(2) Gawande, Atul. “The Hot Spotters.”  The New Yorker 24 January 2011. Accessed on 4 April 2011. 

(3) Ibid.

(4) Ibid.

(5) Behforouz, H. L., P. E. Farmer, and J.S. Mukerjee. “From Directly Observed Therapy to Accompagneurs: Enhancing AIDS Treatment Outcomes in Haiti and in Boston.” Clinical Infectious Diseases 38(2004): S429-36. Accessed on 6 April 2011.

(6) Behforouz, H. L., P. E. Farmer, and J.S. Mukerjee. “From Directly Observed Therapy to Accompagneurs: Enhancing AIDS Treatment Outcomes in Haiti and in Boston.” Clinical Infectious Diseases 38(2004): S429-36. Accessed on 6 April 2011.

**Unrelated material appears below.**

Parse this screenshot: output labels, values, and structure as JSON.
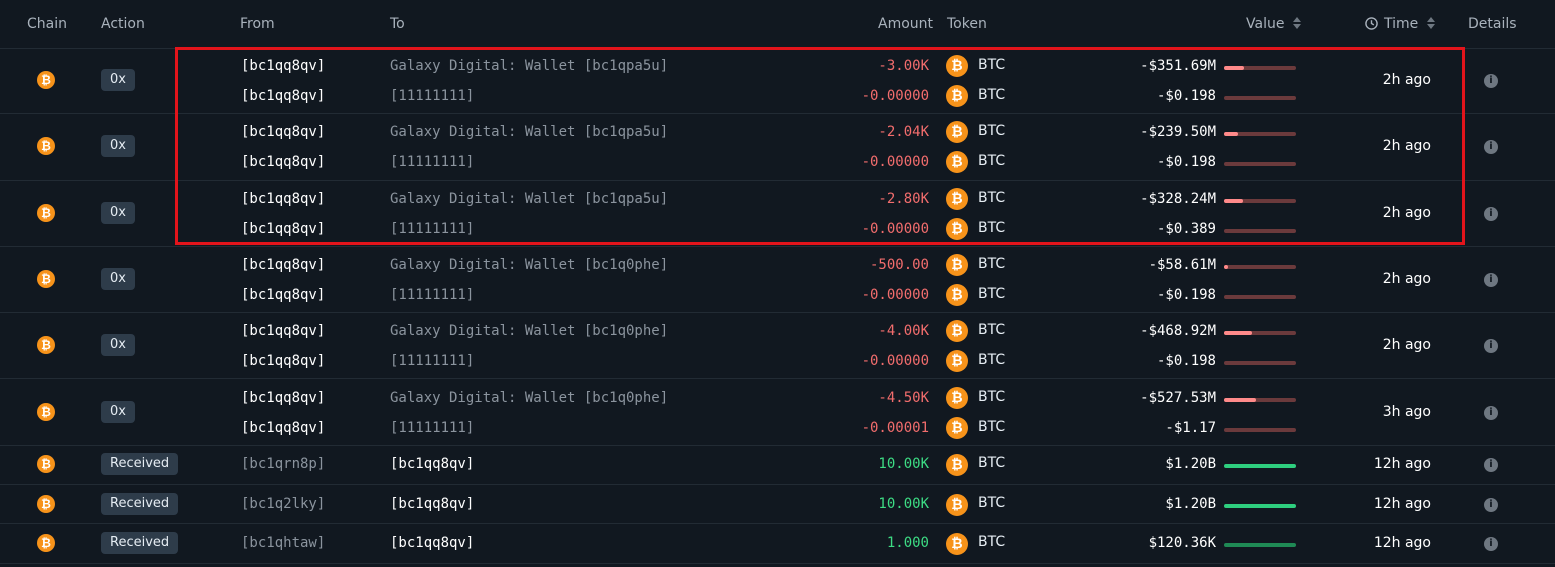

(7) Ibid.

(8) Rosenberg, Tina. “A Housecall to Help with Doctors Orders.” New York Times, 28 February 2011. Accessed on 6 April 2011.

(9) Ibid.

(10) Behforouz, H. L., P. E. Farmer, and J.S. Mukerjee. “From Directly Observed Therapy to Accompagneurs: Enhancing AIDS Treatment Outcomes in Haiti and in Boston.” Clinical Infectious Diseases 38(2004): S429-36. Accessed on 6 April 2011.

(11) Ibid.

(12) Gawande, Atul. “The Hot Spotters.”  The New Yorker 24 January 2011. Accessed on 4 April 2011.